ABOUT THIS EXERCISE ▸
Select and copy out every line in the records containing "JSON".

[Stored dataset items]
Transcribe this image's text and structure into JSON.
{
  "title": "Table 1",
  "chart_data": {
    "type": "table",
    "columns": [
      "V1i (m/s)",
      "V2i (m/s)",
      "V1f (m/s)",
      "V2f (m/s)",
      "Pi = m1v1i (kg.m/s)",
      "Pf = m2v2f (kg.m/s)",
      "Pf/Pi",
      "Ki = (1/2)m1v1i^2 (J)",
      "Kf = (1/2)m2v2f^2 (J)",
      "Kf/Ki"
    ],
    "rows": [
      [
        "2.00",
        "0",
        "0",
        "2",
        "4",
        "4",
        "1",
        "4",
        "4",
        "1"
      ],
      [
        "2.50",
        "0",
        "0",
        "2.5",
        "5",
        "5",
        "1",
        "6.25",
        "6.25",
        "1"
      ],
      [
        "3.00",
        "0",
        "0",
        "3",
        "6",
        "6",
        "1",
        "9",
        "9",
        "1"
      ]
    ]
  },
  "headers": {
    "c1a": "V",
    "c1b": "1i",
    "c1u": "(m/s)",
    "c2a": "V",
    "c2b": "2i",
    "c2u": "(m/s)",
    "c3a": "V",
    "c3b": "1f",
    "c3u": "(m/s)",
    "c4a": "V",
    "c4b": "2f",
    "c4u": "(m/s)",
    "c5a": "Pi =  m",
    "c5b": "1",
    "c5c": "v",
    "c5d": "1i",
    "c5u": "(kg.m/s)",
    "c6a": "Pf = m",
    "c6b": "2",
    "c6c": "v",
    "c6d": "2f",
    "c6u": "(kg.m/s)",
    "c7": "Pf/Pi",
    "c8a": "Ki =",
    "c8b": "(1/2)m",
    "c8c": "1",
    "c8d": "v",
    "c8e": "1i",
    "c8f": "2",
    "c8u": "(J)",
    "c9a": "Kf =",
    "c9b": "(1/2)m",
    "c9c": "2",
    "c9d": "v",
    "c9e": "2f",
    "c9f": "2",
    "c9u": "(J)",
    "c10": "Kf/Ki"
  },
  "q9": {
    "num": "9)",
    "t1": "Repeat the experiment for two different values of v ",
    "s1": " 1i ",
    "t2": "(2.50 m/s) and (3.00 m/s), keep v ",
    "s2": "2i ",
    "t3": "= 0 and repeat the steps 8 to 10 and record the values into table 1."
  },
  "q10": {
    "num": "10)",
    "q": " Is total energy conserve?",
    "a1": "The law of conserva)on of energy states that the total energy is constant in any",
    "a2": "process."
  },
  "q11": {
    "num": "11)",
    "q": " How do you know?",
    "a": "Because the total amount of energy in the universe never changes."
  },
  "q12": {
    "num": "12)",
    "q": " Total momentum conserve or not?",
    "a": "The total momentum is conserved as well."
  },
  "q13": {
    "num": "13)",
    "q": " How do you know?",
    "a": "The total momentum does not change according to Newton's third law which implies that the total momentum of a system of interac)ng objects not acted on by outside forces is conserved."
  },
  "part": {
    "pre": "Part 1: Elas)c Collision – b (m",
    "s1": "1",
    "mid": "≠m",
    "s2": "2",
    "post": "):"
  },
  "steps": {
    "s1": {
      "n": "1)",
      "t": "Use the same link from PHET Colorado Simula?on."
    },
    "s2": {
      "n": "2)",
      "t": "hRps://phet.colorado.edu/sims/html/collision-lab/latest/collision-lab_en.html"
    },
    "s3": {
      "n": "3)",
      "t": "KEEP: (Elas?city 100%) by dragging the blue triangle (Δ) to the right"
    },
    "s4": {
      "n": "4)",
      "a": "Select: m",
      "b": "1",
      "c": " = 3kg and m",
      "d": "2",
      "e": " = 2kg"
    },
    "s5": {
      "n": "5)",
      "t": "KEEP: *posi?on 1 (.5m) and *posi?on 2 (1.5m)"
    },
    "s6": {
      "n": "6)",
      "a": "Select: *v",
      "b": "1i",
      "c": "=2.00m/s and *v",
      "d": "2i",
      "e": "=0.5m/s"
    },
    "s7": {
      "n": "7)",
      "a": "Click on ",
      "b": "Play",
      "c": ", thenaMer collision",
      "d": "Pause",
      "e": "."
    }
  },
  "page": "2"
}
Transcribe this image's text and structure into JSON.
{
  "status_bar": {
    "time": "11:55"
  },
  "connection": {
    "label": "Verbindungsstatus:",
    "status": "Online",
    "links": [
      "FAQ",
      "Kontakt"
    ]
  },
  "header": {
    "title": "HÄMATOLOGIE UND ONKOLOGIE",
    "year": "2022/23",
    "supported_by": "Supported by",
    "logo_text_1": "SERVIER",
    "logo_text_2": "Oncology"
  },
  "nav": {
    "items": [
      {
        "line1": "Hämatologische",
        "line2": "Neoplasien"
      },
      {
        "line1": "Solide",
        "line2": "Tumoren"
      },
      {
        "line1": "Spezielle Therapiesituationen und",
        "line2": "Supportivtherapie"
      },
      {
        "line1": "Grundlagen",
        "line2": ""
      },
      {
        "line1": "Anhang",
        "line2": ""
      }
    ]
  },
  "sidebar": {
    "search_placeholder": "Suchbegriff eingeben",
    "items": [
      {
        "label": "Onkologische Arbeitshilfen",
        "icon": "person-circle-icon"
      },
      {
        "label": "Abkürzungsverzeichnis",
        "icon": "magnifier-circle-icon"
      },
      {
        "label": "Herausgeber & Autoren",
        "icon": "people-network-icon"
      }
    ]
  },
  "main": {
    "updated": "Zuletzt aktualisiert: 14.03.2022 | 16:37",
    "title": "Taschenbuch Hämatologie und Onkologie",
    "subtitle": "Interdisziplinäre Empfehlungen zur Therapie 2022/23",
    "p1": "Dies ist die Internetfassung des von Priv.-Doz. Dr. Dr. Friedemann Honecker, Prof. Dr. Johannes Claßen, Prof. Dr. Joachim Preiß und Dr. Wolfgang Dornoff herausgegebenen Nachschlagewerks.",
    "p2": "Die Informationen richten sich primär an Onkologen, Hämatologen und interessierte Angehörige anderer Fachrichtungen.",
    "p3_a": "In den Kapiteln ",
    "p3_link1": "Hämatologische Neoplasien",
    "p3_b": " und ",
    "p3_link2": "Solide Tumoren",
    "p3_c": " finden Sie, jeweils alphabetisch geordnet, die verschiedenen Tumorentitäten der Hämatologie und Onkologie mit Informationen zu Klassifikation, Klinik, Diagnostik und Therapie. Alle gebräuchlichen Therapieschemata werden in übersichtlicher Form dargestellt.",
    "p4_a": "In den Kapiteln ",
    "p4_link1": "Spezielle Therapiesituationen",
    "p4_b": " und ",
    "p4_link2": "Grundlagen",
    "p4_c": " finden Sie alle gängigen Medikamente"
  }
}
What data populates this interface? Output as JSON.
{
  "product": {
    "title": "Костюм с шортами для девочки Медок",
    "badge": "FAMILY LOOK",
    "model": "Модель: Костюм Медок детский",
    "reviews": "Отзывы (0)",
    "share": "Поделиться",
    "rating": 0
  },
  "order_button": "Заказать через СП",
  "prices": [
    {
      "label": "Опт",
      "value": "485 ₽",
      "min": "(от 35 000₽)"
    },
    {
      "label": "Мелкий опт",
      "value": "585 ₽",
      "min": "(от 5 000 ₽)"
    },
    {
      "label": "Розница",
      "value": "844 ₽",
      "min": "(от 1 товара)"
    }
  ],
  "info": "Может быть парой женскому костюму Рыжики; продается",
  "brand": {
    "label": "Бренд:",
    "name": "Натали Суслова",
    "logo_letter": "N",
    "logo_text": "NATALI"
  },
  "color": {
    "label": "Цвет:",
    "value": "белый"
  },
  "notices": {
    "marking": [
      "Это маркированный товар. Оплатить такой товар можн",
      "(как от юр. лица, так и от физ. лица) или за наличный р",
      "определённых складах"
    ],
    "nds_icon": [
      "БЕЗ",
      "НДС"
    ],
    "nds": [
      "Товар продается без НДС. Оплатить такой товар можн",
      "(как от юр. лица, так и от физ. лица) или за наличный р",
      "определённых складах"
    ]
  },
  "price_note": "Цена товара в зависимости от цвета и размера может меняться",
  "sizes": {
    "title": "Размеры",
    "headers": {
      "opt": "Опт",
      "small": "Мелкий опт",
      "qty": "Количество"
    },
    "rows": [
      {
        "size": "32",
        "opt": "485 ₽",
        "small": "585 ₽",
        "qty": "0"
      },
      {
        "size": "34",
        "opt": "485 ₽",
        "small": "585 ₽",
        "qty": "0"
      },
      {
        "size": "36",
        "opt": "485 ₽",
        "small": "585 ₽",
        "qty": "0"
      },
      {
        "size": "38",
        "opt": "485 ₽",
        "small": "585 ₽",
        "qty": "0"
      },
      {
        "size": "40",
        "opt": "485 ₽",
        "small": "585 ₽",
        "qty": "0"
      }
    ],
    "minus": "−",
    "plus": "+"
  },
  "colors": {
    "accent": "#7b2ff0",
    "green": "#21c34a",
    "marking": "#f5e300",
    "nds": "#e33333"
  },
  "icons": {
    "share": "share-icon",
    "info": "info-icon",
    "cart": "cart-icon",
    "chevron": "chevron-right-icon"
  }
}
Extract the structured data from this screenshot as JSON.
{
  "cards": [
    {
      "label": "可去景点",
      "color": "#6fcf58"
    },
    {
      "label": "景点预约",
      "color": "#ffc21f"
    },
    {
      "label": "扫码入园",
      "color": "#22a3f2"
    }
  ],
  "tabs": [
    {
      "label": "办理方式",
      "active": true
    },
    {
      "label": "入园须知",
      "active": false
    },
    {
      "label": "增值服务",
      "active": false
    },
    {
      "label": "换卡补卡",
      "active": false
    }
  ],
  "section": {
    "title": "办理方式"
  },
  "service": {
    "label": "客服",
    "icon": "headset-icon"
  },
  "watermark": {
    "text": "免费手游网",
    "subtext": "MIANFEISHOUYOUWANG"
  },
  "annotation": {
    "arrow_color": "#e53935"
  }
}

RESPONSE BELOW ▸
Transcribe this image's text and structure into JSON.
Transcribe this image's text and structure into JSON.
What data populates this interface? Output as JSON.
Extract the structured data from this screenshot as JSON.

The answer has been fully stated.